There are those that say, since you cannot afford a computer, you must be an illiterate. Unfortunately, it goes beyond that. There is modern infrastructure like transportation, road, energy, and many others that if made with home substitutes, native intelligence or inventions will be derided as substandard. It is fine though if we go to the Scandinavian countries or Canada to buy second hand cars, buses and trains. As long as it is not made in Africa, we may be satisfied. Little Cuba was forced to develop home ingenuity to keep antic transportations running while its educational standard is one of the best sending professionals to African and other continents.

There is nothing more irritating to Africans than being told by anyone how to live within their means. Even Diaspora Africans cannot afford the standard of living in many African cities. To illustrate this point simply, in an internet argument by African qualified graduates that cannot imagine other graduates without the “basic” knowledge of how to operate an iPod. So there are home graduates that have the same mentality as some Diaspora African graduates. Since one called the other an illiterate, a neutral graduate asked if Steve Job or Bill Gate were university graduates.

Diaspora Africans live with basic luxury abroad and can only relocate if they have the means to provide most of those luxuries at home. In many cases, they have to provide their own water, electricity and reliable transportation. Once Africans at home develop insatiable crave for modern technologies not made in Africa that makes life easier, they want it whether they have the money or not. And when they do not have it, they steal it to live up to others. A few of us even live better in Africa than we did abroad.

What are in names without action as if we do not have enough technology departments in the ministry, university and private companies? Well, if the blind men cannot agree on which part of the elephant they held on to, we certainly need some coordination and skillful management. We spend a great deal of our income and resources importing technologies without adaptation to our need. There are so many Okrika, Ijebu and Kano made products in Nigeria that only needs polishing and refinement from our school of technologies to justify their allocations.

So my proposal would be home grown technology unit in every department to be coordinated at a chosen existing university. The input would come from anyone that thinks he has a discovery on how we could, for example, fly a plane without petrol or dwindling energy. If we had improved on those rudimentary technologies then, we would be smiling now. We cannot wait, we want the latest technologies at any cost that we know cannot be paid for indefinitely. No matter how much American or British currency Central Bank of Nigeria makes available, sooner or later it will dry up without oil.

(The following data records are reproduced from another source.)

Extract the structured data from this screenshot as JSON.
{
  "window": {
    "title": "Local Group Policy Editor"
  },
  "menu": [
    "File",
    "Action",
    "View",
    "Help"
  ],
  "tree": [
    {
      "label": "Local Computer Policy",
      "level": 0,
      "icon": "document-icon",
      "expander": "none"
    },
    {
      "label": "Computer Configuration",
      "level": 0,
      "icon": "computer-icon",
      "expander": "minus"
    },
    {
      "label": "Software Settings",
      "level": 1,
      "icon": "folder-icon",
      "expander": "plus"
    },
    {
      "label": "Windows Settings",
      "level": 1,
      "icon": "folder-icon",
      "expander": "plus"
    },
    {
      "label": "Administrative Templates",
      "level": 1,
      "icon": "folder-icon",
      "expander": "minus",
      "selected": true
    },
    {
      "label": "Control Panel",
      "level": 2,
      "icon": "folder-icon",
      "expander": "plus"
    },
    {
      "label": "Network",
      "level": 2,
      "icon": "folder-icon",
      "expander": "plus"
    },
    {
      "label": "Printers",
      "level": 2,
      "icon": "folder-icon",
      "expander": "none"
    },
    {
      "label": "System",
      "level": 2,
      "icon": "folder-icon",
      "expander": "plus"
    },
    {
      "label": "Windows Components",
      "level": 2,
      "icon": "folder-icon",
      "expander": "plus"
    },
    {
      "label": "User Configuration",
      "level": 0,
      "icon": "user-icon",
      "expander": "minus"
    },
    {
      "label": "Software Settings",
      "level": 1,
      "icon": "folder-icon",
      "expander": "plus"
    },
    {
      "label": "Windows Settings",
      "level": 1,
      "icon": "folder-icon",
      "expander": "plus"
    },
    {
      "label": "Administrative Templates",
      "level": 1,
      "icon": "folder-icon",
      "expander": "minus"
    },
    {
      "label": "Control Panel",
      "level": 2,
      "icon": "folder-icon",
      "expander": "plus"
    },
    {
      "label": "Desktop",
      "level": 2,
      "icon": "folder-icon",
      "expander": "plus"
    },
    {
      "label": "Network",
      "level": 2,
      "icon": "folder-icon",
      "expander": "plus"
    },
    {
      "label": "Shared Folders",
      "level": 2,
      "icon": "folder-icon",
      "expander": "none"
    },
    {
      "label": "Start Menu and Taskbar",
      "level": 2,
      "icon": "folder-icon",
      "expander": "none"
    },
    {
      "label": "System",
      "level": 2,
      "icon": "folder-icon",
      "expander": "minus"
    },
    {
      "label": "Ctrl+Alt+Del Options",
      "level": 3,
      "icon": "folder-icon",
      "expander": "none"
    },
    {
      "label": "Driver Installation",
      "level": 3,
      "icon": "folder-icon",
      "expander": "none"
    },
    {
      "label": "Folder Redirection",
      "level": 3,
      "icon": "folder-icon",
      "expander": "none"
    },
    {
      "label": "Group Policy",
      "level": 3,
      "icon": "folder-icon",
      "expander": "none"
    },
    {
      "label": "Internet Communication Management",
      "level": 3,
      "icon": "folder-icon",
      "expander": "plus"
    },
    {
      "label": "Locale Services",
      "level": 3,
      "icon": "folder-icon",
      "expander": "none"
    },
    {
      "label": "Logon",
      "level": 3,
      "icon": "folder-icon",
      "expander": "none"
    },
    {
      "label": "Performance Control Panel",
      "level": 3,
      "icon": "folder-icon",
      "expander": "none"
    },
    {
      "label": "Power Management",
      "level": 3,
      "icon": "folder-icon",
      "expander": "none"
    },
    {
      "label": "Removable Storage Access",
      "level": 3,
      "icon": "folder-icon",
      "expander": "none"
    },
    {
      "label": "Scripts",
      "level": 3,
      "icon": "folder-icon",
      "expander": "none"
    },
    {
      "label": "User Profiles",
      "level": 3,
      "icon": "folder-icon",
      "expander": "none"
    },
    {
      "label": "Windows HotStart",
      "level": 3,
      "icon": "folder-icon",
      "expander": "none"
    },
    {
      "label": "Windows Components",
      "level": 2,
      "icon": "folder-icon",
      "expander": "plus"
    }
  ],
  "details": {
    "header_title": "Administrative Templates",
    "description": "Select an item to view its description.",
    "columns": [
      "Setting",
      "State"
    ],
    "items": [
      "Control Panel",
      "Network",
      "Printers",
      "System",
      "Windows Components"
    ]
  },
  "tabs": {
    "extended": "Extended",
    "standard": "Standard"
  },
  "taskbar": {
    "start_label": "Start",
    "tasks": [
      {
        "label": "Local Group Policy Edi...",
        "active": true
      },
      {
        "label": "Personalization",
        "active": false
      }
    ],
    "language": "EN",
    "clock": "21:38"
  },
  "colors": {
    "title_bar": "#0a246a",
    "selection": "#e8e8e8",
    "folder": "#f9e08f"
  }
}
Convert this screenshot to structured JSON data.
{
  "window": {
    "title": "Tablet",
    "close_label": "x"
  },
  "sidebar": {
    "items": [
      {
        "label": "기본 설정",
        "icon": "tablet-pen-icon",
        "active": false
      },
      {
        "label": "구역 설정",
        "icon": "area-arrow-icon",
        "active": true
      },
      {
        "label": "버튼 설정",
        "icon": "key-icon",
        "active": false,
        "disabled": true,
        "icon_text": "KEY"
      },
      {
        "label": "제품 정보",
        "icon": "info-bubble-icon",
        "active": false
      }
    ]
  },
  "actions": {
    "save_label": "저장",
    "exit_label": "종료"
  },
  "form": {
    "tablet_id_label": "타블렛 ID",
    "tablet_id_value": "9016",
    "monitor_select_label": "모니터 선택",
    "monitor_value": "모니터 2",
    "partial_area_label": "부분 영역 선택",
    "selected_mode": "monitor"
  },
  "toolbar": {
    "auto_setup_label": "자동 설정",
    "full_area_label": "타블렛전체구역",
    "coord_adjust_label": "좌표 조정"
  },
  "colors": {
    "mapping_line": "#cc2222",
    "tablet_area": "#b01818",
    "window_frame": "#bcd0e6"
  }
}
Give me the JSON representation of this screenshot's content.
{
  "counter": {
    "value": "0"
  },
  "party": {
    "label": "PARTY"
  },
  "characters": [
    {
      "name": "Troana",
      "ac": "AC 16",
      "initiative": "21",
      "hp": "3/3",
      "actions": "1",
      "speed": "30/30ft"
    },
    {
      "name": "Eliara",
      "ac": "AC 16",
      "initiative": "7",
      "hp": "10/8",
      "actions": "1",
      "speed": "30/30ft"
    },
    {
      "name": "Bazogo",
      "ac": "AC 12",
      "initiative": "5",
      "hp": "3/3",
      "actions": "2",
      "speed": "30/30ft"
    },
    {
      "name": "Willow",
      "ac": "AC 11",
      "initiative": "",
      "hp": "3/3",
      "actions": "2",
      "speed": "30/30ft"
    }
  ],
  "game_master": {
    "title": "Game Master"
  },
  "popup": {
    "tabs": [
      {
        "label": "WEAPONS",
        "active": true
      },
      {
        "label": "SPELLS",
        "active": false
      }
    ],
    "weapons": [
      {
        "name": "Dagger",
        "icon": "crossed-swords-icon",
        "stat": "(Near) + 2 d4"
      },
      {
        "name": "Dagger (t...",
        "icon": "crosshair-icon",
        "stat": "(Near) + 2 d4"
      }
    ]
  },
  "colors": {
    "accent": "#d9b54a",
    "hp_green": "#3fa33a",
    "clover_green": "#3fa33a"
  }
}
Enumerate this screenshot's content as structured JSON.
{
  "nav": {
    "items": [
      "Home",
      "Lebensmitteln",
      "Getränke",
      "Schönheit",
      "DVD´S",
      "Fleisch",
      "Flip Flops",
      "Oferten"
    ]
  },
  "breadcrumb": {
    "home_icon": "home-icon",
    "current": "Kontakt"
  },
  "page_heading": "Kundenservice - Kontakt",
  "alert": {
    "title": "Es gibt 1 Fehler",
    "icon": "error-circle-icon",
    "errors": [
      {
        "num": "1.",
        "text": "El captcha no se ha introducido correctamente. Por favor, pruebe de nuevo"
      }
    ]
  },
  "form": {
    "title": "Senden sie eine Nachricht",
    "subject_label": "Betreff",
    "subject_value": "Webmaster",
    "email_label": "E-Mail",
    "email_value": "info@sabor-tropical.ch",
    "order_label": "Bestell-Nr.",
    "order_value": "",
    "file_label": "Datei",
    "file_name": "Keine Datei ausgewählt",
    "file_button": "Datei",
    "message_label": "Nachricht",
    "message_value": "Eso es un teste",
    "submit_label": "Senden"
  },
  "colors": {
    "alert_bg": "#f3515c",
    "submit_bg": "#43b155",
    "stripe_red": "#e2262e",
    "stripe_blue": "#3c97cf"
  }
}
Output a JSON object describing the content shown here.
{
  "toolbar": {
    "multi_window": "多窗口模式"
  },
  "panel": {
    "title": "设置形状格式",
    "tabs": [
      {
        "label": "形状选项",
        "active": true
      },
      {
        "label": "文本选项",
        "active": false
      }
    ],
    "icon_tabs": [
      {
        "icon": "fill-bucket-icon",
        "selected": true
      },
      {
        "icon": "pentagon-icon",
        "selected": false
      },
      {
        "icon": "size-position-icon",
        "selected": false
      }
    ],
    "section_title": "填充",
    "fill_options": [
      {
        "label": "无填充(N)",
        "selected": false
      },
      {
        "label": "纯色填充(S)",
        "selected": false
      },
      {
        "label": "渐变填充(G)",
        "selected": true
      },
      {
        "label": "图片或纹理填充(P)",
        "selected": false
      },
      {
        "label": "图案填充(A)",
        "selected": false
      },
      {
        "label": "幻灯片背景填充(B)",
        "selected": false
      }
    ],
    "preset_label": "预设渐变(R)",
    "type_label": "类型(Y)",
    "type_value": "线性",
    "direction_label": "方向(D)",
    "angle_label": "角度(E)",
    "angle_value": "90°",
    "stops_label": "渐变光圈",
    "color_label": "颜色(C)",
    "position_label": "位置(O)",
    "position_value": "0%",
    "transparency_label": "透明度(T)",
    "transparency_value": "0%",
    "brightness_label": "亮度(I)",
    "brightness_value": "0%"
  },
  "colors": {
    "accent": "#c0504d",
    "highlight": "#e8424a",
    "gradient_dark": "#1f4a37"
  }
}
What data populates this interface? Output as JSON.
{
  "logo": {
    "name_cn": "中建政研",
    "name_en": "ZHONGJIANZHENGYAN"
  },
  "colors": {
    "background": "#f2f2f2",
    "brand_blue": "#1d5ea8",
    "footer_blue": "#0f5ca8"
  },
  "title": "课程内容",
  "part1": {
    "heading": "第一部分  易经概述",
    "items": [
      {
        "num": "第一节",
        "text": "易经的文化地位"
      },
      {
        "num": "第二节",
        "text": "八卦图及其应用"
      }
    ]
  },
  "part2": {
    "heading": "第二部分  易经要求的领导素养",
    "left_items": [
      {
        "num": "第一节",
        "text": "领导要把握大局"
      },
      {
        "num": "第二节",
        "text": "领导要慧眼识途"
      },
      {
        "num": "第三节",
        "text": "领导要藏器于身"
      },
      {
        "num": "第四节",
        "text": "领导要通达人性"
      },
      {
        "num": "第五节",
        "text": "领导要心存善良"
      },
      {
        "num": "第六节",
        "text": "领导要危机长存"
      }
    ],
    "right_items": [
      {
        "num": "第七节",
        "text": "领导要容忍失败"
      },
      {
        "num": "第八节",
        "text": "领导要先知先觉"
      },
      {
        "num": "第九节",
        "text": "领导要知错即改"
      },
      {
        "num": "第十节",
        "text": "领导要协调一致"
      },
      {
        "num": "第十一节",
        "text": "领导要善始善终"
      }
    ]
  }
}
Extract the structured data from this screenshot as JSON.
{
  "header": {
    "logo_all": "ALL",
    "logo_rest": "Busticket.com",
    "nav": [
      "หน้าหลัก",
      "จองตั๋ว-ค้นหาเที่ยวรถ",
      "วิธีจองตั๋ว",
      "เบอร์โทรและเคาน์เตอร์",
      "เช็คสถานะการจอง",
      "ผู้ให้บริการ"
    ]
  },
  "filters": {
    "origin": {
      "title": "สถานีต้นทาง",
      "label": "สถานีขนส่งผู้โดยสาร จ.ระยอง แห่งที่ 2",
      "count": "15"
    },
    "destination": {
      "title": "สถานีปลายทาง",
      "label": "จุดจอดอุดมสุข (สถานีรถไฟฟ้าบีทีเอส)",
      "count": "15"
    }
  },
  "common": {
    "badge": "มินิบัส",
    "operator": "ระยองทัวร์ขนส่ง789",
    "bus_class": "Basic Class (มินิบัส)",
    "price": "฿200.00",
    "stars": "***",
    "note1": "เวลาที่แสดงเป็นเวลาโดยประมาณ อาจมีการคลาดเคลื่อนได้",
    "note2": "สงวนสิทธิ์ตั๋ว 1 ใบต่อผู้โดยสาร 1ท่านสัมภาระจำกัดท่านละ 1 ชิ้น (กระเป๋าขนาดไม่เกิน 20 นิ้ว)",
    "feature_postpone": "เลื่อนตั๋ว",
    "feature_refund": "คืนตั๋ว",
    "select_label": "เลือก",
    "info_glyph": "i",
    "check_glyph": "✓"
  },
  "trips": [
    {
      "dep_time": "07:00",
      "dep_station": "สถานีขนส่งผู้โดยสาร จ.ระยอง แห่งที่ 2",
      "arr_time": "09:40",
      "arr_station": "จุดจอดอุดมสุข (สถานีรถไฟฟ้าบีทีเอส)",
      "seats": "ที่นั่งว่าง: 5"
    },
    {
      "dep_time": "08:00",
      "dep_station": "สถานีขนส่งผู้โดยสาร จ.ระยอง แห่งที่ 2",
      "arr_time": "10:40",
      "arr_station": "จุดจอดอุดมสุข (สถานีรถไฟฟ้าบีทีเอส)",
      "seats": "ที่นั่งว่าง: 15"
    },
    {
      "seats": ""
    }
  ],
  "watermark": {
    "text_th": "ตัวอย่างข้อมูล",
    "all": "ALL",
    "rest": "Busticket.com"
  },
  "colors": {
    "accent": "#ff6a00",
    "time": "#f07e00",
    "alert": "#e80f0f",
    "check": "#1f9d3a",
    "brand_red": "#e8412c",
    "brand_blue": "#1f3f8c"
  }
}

Disclaimer: "The views/contents expressed in this article are the sole responsibility of Farouk Martins Aresa and do not necessarily reflect those of The Nigerian Voice. The Nigerian Voice will not be responsible or liable for any inaccurate or incorrect statements contained in this article."

Articles by Farouk Martins Aresa